* TASK STATEMENT
Keep every word of the entries and print them exactly; the pictures stay out.
─── SUPPLIED DATA
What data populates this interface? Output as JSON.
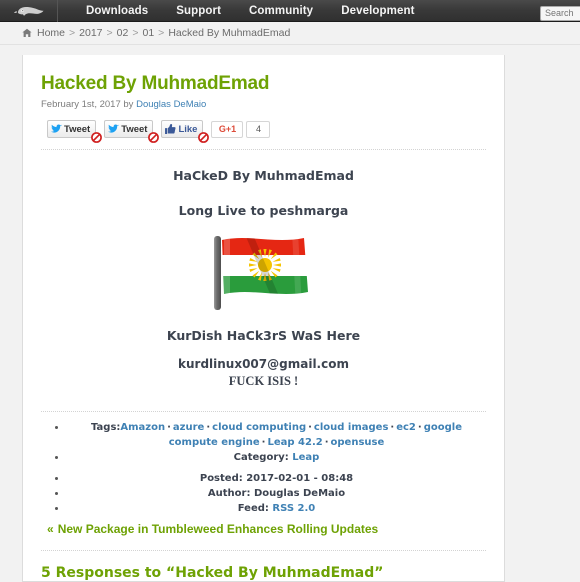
{
  "topnav": {
    "logo_name": "opensuse-chameleon-logo",
    "items": [
      {
        "label": "Downloads",
        "name": "nav-item-downloads"
      },
      {
        "label": "Support",
        "name": "nav-item-support"
      },
      {
        "label": "Community",
        "name": "nav-item-community"
      },
      {
        "label": "Development",
        "name": "nav-item-development"
      }
    ],
    "search_placeholder": "Search",
    "search_value": ""
  },
  "breadcrumb": {
    "home_icon": "home-icon",
    "items": [
      "Home",
      "2017",
      "02",
      "01",
      "Hacked By MuhmadEmad"
    ],
    "separator": ">"
  },
  "post": {
    "title": "Hacked By MuhmadEmad",
    "date": "February 1st, 2017",
    "by_label": "by",
    "author": "Douglas DeMaio"
  },
  "share": {
    "tweet_label_1": "Tweet",
    "tweet_label_2": "Tweet",
    "like_label": "Like",
    "gplus_label": "G+1",
    "gplus_count": "4",
    "blocked_icon": "blocked-icon"
  },
  "deface": {
    "heading": "HaCkeD By MuhmadEmad",
    "subheading": "Long Live to peshmarga",
    "flag_icon": "kurdistan-flag-image",
    "signature": "KurDish HaCk3rS WaS Here",
    "email": "kurdlinux007@gmail.com",
    "slogan": "FUCK ISIS !"
  },
  "tags": {
    "label": "Tags:",
    "items": [
      "Amazon",
      "azure",
      "cloud computing",
      "cloud images",
      "ec2",
      "google compute engine",
      "Leap 42.2",
      "opensuse"
    ],
    "separator": "·",
    "category_label": "Category:",
    "category_value": "Leap"
  },
  "meta": {
    "posted_label": "Posted:",
    "posted_value": "2017-02-01 - 08:48",
    "author_label": "Author:",
    "author_value": "Douglas DeMaio",
    "feed_label": "Feed:",
    "feed_value": "RSS 2.0"
  },
  "navigation": {
    "prev_chevron": "«",
    "prev_post": "New Package in Tumbleweed Enhances Rolling Updates"
  },
  "comments": {
    "heading": "5 Responses to “Hacked By MuhmadEmad”"
  },
  "colors": {
    "green": "#6ea204",
    "link_blue": "#3f81b4",
    "navbar_dark": "#393939",
    "page_bg": "#f2f2f2",
    "flag_red": "#e52713",
    "flag_white": "#ffffff",
    "flag_green": "#2a9c3c",
    "flag_sun": "#f5c400"
  }
}
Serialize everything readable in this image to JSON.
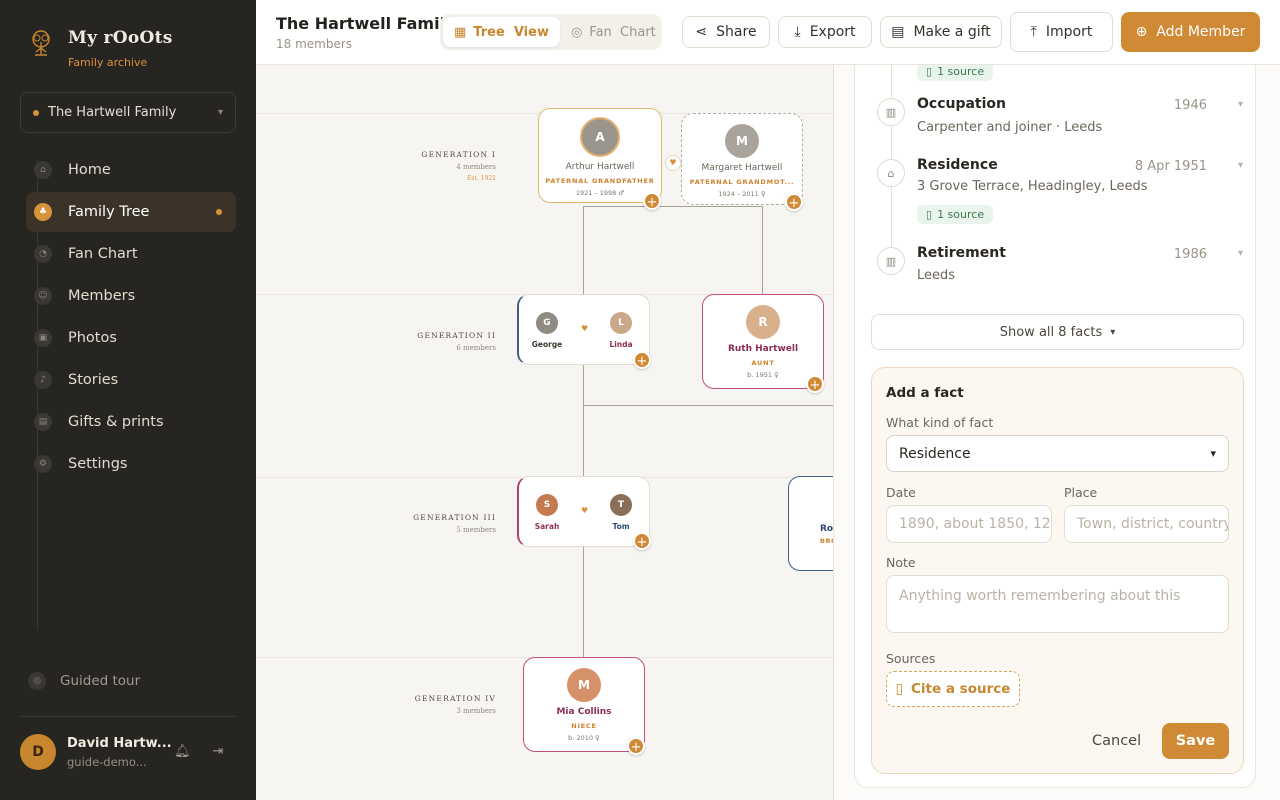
{
  "brand": {
    "name": "My rOoOts",
    "subtitle": "Family archive",
    "logo_icon": "tree-logo-icon"
  },
  "family_selector": {
    "value": "The Hartwell Family"
  },
  "nav": [
    {
      "label": "Home",
      "icon": "home-icon",
      "active": false
    },
    {
      "label": "Family Tree",
      "icon": "tree-icon",
      "active": true
    },
    {
      "label": "Fan Chart",
      "icon": "fan-chart-icon",
      "active": false
    },
    {
      "label": "Members",
      "icon": "members-icon",
      "active": false
    },
    {
      "label": "Photos",
      "icon": "photos-icon",
      "active": false
    },
    {
      "label": "Stories",
      "icon": "stories-icon",
      "active": false
    },
    {
      "label": "Gifts & prints",
      "icon": "gift-icon",
      "active": false
    },
    {
      "label": "Settings",
      "icon": "gear-icon",
      "active": false
    }
  ],
  "guided_tour": {
    "label": "Guided tour"
  },
  "user": {
    "initial": "D",
    "name": "David Hartw...",
    "email": "guide-demo..."
  },
  "header": {
    "title": "The Hartwell Family",
    "subtitle": "18 members",
    "view_toggle": {
      "tree": "Tree  View",
      "fan": "Fan  Chart"
    },
    "share": "Share",
    "export": "Export",
    "gift": "Make a gift",
    "import": "Import",
    "add_member": "Add Member"
  },
  "tree": {
    "generations": [
      {
        "label": "GENERATION I",
        "count": "4 members",
        "extra": "Est. 1921"
      },
      {
        "label": "GENERATION II",
        "count": "6 members"
      },
      {
        "label": "GENERATION III",
        "count": "5 members"
      },
      {
        "label": "GENERATION IV",
        "count": "3 members"
      }
    ],
    "arthur": {
      "name": "Arthur Hartwell",
      "role": "PATERNAL GRANDFATHER",
      "years": "1921 – 1998 ♂"
    },
    "margaret": {
      "name": "Margaret Hartwell",
      "role": "PATERNAL GRANDMOT...",
      "years": "1924 – 2011 ♀"
    },
    "george": {
      "name": "George"
    },
    "linda": {
      "name": "Linda"
    },
    "ruth": {
      "name": "Ruth Hartwell",
      "role": "AUNT",
      "years": "b. 1951 ♀"
    },
    "sarah": {
      "name": "Sarah"
    },
    "tom": {
      "name": "Tom"
    },
    "rob": {
      "name": "Ro",
      "role": "BRO"
    },
    "mia": {
      "name": "Mia Collins",
      "role": "NIECE",
      "years": "b. 2010 ♀"
    },
    "heart": "♥",
    "plus": "+"
  },
  "facts": {
    "top_source": "1 source",
    "items": [
      {
        "title": "Occupation",
        "date": "1946",
        "detail": "Carpenter and joiner · Leeds"
      },
      {
        "title": "Residence",
        "date": "8 Apr 1951",
        "detail": "3 Grove Terrace, Headingley, Leeds",
        "source": "1 source"
      },
      {
        "title": "Retirement",
        "date": "1986",
        "detail": "Leeds"
      }
    ],
    "show_all": "Show all 8 facts"
  },
  "add_fact": {
    "title": "Add a fact",
    "kind_label": "What kind of fact",
    "kind_value": "Residence",
    "date_label": "Date",
    "date_placeholder": "1890, about 1850, 12",
    "place_label": "Place",
    "place_placeholder": "Town, district, country",
    "note_label": "Note",
    "note_placeholder": "Anything worth remembering about this",
    "sources_label": "Sources",
    "cite": "Cite a source",
    "cancel": "Cancel",
    "save": "Save"
  },
  "colors": {
    "accent": "#d08a35",
    "sidebar": "#262521",
    "canvas": "#f7f5f1",
    "female_border": "#b03f6a",
    "male_border": "#3f5f8c"
  }
}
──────
* RESPONSE FOR THIS EXERCISE
What data populates this interface? Output as JSON.
{
  "topnav": {
    "logo_name": "opensuse-chameleon-logo",
    "items": [
      {
        "label": "Downloads",
        "name": "nav-item-downloads"
      },
      {
        "label": "Support",
        "name": "nav-item-support"
      },
      {
        "label": "Community",
        "name": "nav-item-community"
      },
      {
        "label": "Development",
        "name": "nav-item-development"
      }
    ],
    "search_placeholder": "Search",
    "search_value": ""
  },
  "breadcrumb": {
    "home_icon": "home-icon",
    "items": [
      "Home",
      "2017",
      "02",
      "01",
      "Hacked By MuhmadEmad"
    ],
    "separator": ">"
  },
  "post": {
    "title": "Hacked By MuhmadEmad",
    "date": "February 1st, 2017",
    "by_label": "by",
    "author": "Douglas DeMaio"
  },
  "share": {
    "tweet_label_1": "Tweet",
    "tweet_label_2": "Tweet",
    "like_label": "Like",
    "gplus_label": "G+1",
    "gplus_count": "4",
    "blocked_icon": "blocked-icon"
  },
  "deface": {
    "heading": "HaCkeD By MuhmadEmad",
    "subheading": "Long Live to peshmarga",
    "flag_icon": "kurdistan-flag-image",
    "signature": "KurDish HaCk3rS WaS Here",
    "email": "kurdlinux007@gmail.com",
    "slogan": "FUCK ISIS !"
  },
  "tags": {
    "label": "Tags:",
    "items": [
      "Amazon",
      "azure",
      "cloud computing",
      "cloud images",
      "ec2",
      "google compute engine",
      "Leap 42.2",
      "opensuse"
    ],
    "separator": "·",
    "category_label": "Category:",
    "category_value": "Leap"
  },
  "meta": {
    "posted_label": "Posted:",
    "posted_value": "2017-02-01 - 08:48",
    "author_label": "Author:",
    "author_value": "Douglas DeMaio",
    "feed_label": "Feed:",
    "feed_value": "RSS 2.0"
  },
  "navigation": {
    "prev_chevron": "«",
    "prev_post": "New Package in Tumbleweed Enhances Rolling Updates"
  },
  "comments": {
    "heading": "5 Responses to “Hacked By MuhmadEmad”"
  },
  "colors": {
    "green": "#6ea204",
    "link_blue": "#3f81b4",
    "navbar_dark": "#393939",
    "page_bg": "#f2f2f2",
    "flag_red": "#e52713",
    "flag_white": "#ffffff",
    "flag_green": "#2a9c3c",
    "flag_sun": "#f5c400"
  }
}
Serialize everything readable in this image to JSON.
{
  "brand": {
    "name": "My rOoOts",
    "subtitle": "Family archive",
    "logo_icon": "tree-logo-icon"
  },
  "family_selector": {
    "value": "The Hartwell Family"
  },
  "nav": [
    {
      "label": "Home",
      "icon": "home-icon",
      "active": false
    },
    {
      "label": "Family Tree",
      "icon": "tree-icon",
      "active": true
    },
    {
      "label": "Fan Chart",
      "icon": "fan-chart-icon",
      "active": false
    },
    {
      "label": "Members",
      "icon": "members-icon",
      "active": false
    },
    {
      "label": "Photos",
      "icon": "photos-icon",
      "active": false
    },
    {
      "label": "Stories",
      "icon": "stories-icon",
      "active": false
    },
    {
      "label": "Gifts & prints",
      "icon": "gift-icon",
      "active": false
    },
    {
      "label": "Settings",
      "icon": "gear-icon",
      "active": false
    }
  ],
  "guided_tour": {
    "label": "Guided tour"
  },
  "user": {
    "initial": "D",
    "name": "David Hartw...",
    "email": "guide-demo..."
  },
  "header": {
    "title": "The Hartwell Family",
    "subtitle": "18 members",
    "view_toggle": {
      "tree": "Tree  View",
      "fan": "Fan  Chart"
    },
    "share": "Share",
    "export": "Export",
    "gift": "Make a gift",
    "import": "Import",
    "add_member": "Add Member"
  },
  "tree": {
    "generations": [
      {
        "label": "GENERATION I",
        "count": "4 members",
        "extra": "Est. 1921"
      },
      {
        "label": "GENERATION II",
        "count": "6 members"
      },
      {
        "label": "GENERATION III",
        "count": "5 members"
      },
      {
        "label": "GENERATION IV",
        "count": "3 members"
      }
    ],
    "arthur": {
      "name": "Arthur Hartwell",
      "role": "PATERNAL GRANDFATHER",
      "years": "1921 – 1998 ♂"
    },
    "margaret": {
      "name": "Margaret Hartwell",
      "role": "PATERNAL GRANDMOT...",
      "years": "1924 – 2011 ♀"
    },
    "george": {
      "name": "George"
    },
    "linda": {
      "name": "Linda"
    },
    "ruth": {
      "name": "Ruth Hartwell",
      "role": "AUNT",
      "years": "b. 1951 ♀"
    },
    "sarah": {
      "name": "Sarah"
    },
    "tom": {
      "name": "Tom"
    },
    "rob": {
      "name": "Ro",
      "role": "BRO"
    },
    "mia": {
      "name": "Mia Collins",
      "role": "NIECE",
      "years": "b. 2010 ♀"
    },
    "heart": "♥",
    "plus": "+"
  },
  "facts": {
    "top_source": "1 source",
    "items": [
      {
        "title": "Occupation",
        "date": "1946",
        "detail": "Carpenter and joiner · Leeds"
      },
      {
        "title": "Residence",
        "date": "8 Apr 1951",
        "detail": "3 Grove Terrace, Headingley, Leeds",
        "source": "1 source"
      },
      {
        "title": "Retirement",
        "date": "1986",
        "detail": "Leeds"
      }
    ],
    "show_all": "Show all 8 facts"
  },
  "add_fact": {
    "title": "Add a fact",
    "kind_label": "What kind of fact",
    "kind_value": "Residence",
    "date_label": "Date",
    "date_placeholder": "1890, about 1850, 12",
    "place_label": "Place",
    "place_placeholder": "Town, district, country",
    "note_label": "Note",
    "note_placeholder": "Anything worth remembering about this",
    "sources_label": "Sources",
    "cite": "Cite a source",
    "cancel": "Cancel",
    "save": "Save"
  },
  "colors": {
    "accent": "#d08a35",
    "sidebar": "#262521",
    "canvas": "#f7f5f1",
    "female_border": "#b03f6a",
    "male_border": "#3f5f8c"
  }
}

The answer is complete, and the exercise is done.